A safe trip abroad
The Department of State has prepared some useful tips for enjoying a safe trip abroad. This includes Country Specific Information on virtually every country in the world, Travel Alerts and Travel Warnings.
(Please, see also Warden Messages page.)
Entry for tourism / business
American citizens can enter Spain or Andorra visa-free for periods of up to three months. Spanish government regulations may require a return or on-going ticket or proof of funds. Should an American citizen wish to remain longer than ninety days, you will be required to obtain an extension of stay from Spanish immigration authorities. This extension, of no more than ninety days, must be requested at a police station at least three weeks before the initial entry period expires. It is only granted under exceptional circumstances. By law, foreigners who have overstayed their permitted time will not be allowed to leave Spain without first obtaining an exit permit from the Directorate of Security of the State in Madrid or from the local police in another city. A fine, commensurate with the time overstayed, may be charged.
Check the expiration date on your passport carefully before traveling to Europe. Entry into any of the 26 European countries in the Schengen area for short-term tourism, a business trip, or in transit to a non-Schengen destination, requires that your passport be valid for at least three months beyond your intended date of departure. If your passport does not meet the Schengen requirements, you may be refused boarding by the airline at your point of origin or while transferring planes. You could also be denied entry when you arrive in the Schengen area. For this reason, we recommend that your passport have at least six months’ validity remaining whenever you travel abroad. For more information, please see the State Department’s Schengen FAQ page.
Should you be considering a stay in Spain longer than three months you should inquire with the Spanish embassy or consulate near your place of residence outside of Spain prior to entry. You may also write directly to the Spanish National Police at Calle Moratin, 43, 28014 Madrid; or check the Spanish Ministry of Interior’s website.
Residency and work permits

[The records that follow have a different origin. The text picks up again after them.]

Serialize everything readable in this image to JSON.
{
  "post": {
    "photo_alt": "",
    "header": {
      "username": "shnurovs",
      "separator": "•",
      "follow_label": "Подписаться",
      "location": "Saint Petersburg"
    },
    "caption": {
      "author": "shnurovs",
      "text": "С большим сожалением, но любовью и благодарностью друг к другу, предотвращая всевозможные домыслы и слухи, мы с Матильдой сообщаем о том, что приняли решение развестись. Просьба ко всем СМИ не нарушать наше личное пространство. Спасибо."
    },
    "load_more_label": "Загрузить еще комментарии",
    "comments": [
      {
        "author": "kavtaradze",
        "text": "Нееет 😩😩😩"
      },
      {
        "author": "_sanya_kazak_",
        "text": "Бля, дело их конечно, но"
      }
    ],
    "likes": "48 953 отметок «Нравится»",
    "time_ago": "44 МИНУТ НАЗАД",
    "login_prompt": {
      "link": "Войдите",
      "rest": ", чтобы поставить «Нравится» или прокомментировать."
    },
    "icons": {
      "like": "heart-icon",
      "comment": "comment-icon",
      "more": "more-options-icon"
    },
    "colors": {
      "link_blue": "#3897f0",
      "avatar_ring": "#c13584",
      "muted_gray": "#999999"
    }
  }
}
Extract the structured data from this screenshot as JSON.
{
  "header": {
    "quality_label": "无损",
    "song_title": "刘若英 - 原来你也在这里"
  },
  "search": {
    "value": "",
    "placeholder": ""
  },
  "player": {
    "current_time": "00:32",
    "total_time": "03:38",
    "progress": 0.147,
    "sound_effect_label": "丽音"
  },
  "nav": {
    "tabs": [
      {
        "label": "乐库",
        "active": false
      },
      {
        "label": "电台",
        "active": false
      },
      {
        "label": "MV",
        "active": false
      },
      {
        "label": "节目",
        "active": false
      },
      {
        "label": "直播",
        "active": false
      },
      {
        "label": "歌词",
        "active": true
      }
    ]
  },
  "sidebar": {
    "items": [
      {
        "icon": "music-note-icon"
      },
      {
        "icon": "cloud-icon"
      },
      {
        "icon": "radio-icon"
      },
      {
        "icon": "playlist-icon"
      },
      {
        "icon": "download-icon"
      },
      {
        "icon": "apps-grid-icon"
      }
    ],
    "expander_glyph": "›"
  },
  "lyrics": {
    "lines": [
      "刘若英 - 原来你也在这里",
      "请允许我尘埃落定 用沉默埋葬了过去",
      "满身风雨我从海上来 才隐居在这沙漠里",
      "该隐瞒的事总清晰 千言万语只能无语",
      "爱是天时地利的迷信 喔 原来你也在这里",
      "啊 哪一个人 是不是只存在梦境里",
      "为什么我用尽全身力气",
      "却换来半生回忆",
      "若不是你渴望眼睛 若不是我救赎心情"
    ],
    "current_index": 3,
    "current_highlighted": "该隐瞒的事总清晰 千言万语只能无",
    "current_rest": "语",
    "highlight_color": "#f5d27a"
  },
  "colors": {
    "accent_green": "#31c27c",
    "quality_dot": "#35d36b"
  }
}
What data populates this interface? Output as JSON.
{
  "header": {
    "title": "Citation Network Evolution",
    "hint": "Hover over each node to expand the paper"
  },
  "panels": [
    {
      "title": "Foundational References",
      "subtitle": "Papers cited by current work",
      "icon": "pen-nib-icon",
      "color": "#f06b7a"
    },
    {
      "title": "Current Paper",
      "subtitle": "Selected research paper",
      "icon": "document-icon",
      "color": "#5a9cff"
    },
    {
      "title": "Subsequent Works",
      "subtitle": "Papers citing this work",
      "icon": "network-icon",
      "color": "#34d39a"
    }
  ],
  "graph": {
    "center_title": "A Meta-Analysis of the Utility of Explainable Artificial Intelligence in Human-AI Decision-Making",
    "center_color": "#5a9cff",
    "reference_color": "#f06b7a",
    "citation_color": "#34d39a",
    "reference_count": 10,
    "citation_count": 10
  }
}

American citizens wanting to study, reside, or work in Spain must obtain the appropriate visa from the Spanish Embassy or Consulate in their state/country of last residence. After the visa has been issued, foreigners have three months to apply for the corresponding permit with the Spanish authorities in Spain. Obtaining a residence or work permit is a complicated process; since regulations change continually, we suggest that you check the Ministry of Interior’s website, or call the Ministry of Interior, within Spain, toll-free at 060. The Ministry of Foreign Affairs also manages a website.
Driving in Spain
U.S. citizens visiting Spain who want to drive in Spain must obtain an international driving permit prior to their arrival in Spain. An international driving permit (IDP) translates your state-issued driver’s license into 10 languages so you can show it to officials in foreign countries to help them interpret your driver’s license. The IDP is not valid by itself and must be carried with your driver’s license. Click the following link for more information on driving overseas.
U.S. citizens who are residents of Spain must obtain a valid Spanish driver’s license. At this time, there is no agreement between the United States and Spain for the validation of a U.S. driver’s license; therefore, holders of a U.S. license must attend a Spanish driving school and take the Spanish exam. You can find more information on the Spanish Traffic Authority website.